Chef Forkish (The Elements of Pizza), founder of Ken’s Artisan Pizza, turns his attention to developing doughs and techniques specifically for pans and Dutch ovens in his magnificent latest. His revised starter, a natural levain, calls for reduced flour, takes only a week to produce, and results in less sourdough discard. Each recipe (many work with or without the levain) is stirred by hand in a container or bowl and yields a single loaf. Forkish takes care to explain why he blends flours—to compensate for varying amounts of gluten, and for deeper flavor—and how he has standardized the process into eight steps, so it will “become automatic after a few times of doing it.” Same-day breads—including black bread made with black rice flour, and raisin-pecan made with a rye and whole-wheat blend—take as little as six hours. His overnight loaves are flavor-enhanced from a rest in the refrigerator, while three days of simple fermentation yield delicious Dutch oven breads like a walnut loaf so good that eating it, Forkish writes, “should make you pause, put down the phone, and just go to that special place in your imagination where unicorns live.” Meanwhile, the apple-cider levain recipe, inspired by Forkish’s Portland, Ore., bakery, promises hearty richness and “chars beautifully on the grill.” This will be a surefire boon for home bread bakers.

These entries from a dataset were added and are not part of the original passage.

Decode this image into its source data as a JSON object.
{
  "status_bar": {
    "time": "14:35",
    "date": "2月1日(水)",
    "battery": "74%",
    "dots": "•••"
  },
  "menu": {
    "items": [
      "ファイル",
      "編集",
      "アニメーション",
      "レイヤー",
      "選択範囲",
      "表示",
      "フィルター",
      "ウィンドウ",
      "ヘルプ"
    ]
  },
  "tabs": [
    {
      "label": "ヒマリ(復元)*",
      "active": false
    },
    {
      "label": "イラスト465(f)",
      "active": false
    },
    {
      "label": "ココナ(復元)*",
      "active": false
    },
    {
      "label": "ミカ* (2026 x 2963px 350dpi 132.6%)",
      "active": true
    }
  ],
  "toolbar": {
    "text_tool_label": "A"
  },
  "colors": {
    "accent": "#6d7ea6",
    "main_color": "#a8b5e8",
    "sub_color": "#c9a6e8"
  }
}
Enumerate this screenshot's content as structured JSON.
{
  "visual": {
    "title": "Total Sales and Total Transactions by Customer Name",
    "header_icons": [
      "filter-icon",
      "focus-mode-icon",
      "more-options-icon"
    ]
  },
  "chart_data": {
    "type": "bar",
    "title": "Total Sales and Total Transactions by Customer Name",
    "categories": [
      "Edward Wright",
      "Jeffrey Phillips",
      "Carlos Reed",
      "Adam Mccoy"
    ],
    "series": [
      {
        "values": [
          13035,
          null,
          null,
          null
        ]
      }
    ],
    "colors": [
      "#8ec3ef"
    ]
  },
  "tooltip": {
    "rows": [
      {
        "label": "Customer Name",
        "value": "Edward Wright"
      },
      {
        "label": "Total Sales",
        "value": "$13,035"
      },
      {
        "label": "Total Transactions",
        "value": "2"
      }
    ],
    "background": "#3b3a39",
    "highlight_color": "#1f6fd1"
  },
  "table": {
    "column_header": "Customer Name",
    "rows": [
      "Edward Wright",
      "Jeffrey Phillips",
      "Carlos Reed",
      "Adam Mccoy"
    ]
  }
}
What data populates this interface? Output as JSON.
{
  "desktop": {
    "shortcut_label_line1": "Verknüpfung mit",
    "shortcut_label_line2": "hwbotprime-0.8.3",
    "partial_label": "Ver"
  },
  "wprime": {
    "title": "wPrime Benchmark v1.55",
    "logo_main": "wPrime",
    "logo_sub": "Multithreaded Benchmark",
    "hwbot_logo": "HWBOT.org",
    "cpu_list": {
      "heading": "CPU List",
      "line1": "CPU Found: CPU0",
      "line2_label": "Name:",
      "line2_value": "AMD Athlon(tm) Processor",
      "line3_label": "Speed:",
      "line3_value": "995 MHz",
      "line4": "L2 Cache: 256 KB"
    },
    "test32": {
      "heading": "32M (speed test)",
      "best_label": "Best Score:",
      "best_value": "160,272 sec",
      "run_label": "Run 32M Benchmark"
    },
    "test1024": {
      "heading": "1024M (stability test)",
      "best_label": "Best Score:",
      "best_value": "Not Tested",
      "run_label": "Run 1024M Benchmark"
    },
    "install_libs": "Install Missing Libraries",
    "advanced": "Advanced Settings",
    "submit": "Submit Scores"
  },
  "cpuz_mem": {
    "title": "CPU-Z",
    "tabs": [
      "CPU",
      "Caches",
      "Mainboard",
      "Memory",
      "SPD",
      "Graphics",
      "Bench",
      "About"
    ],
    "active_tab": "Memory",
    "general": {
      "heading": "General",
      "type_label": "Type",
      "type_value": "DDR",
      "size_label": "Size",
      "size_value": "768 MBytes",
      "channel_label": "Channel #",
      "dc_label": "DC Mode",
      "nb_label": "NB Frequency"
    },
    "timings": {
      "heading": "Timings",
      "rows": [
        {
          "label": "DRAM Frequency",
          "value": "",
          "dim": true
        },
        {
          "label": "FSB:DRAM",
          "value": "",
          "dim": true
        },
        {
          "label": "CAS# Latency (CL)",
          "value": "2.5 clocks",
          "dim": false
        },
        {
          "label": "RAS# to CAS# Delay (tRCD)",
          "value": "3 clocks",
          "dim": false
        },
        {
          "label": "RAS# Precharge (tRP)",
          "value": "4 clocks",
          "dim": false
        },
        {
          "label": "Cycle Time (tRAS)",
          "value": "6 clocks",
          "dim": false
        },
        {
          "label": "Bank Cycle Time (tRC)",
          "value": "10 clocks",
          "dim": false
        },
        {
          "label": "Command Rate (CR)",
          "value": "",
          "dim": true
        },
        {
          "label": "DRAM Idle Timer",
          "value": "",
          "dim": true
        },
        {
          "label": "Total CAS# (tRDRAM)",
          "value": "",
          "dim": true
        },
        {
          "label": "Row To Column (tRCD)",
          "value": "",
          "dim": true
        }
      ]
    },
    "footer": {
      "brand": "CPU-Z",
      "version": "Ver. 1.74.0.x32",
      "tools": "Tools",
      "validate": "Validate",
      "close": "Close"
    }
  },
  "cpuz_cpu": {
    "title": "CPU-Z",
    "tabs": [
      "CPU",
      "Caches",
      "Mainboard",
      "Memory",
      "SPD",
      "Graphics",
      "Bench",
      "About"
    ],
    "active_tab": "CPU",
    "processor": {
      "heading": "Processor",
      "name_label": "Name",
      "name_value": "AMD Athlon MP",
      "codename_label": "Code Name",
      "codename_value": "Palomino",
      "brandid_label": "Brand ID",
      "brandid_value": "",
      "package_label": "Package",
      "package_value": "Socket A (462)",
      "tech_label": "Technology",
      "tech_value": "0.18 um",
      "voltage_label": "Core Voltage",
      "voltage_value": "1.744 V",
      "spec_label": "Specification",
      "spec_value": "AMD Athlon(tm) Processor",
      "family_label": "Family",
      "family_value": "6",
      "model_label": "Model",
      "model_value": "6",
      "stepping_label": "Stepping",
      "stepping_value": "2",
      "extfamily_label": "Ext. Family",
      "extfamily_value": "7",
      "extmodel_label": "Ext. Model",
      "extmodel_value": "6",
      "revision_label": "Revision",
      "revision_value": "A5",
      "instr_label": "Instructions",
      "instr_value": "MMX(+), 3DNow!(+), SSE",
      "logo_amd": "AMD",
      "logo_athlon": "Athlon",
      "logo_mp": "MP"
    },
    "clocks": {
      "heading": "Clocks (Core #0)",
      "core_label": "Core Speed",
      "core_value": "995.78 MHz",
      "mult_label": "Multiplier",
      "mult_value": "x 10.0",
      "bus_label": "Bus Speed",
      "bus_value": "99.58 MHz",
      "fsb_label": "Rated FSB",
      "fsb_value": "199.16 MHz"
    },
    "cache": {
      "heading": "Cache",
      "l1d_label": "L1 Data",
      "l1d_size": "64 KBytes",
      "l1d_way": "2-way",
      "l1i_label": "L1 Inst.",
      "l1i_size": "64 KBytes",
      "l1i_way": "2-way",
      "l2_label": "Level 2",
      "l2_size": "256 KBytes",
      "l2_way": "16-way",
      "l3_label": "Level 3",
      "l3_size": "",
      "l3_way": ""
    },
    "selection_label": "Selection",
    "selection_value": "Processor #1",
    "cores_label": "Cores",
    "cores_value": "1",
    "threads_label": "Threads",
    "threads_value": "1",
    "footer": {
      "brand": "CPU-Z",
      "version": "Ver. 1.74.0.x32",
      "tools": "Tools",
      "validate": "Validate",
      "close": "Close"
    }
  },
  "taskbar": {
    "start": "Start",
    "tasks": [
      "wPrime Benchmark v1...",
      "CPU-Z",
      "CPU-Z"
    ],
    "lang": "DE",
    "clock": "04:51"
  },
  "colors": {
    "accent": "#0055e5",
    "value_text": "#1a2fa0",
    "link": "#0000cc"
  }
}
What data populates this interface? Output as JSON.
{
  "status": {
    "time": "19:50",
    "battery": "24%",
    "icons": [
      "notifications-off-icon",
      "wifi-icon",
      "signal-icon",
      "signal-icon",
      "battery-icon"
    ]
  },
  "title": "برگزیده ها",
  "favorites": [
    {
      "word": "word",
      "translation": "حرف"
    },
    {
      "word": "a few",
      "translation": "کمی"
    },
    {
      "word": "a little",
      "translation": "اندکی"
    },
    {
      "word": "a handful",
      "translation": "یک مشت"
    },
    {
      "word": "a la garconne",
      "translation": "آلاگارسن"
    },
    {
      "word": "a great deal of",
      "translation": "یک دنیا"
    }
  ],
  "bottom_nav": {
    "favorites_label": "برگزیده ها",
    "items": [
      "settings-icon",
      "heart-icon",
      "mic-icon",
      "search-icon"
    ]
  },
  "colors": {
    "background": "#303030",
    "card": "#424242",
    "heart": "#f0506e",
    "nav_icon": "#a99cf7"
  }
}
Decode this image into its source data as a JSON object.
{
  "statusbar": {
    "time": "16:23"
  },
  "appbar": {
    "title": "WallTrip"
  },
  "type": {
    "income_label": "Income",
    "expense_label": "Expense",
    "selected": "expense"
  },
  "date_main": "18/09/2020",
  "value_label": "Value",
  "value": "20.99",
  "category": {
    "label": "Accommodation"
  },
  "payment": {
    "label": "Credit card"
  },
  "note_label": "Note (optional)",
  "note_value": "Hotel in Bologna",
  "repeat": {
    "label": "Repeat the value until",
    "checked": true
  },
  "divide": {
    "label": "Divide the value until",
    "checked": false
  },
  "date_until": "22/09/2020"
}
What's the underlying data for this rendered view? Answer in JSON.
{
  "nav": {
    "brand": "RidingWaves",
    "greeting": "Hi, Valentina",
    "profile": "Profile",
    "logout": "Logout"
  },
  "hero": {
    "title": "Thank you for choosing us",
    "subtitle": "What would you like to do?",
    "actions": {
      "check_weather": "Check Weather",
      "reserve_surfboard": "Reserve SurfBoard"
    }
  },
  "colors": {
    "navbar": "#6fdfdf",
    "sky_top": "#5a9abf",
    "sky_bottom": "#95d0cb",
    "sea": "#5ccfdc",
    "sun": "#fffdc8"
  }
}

“Be it records or romantic partners, we fall in love with the ones who make us feel like our best and truest self,” writes music producer and neuroscientist Rogers in this pitch-perfect deep dive into the power of music. Determined to ascertain how and why music resonates so strongly with its listeners, Rogers—the chief engineer for Prince’s Purple Rain—breaks down the emotional and scientific importance of lyrics, melody, rhythm, and timbre. In brainy yet breezy prose, she explores how a song’s melody can actually be more impactful than its lyrics; how audiences crave to hear lyrics they can relate to; and why making music with others facilitates a sense of belonging: “Communal music making bypasses the need to express your musical self as an individual, letting you fuse your identity with something larger than yourself.” Most resonant is Rogers’s fascinating foray into the ways the mind and music connect; because “our auditory circuitry has more varied and direct connections to our emotion circuitry than does our visual circuity,” she writes, “music activates our mind wandering network—and our personal self—more easily and fully than any other art form.” Combining erudite analysis with plenty of soul, this will have music lovers rapt.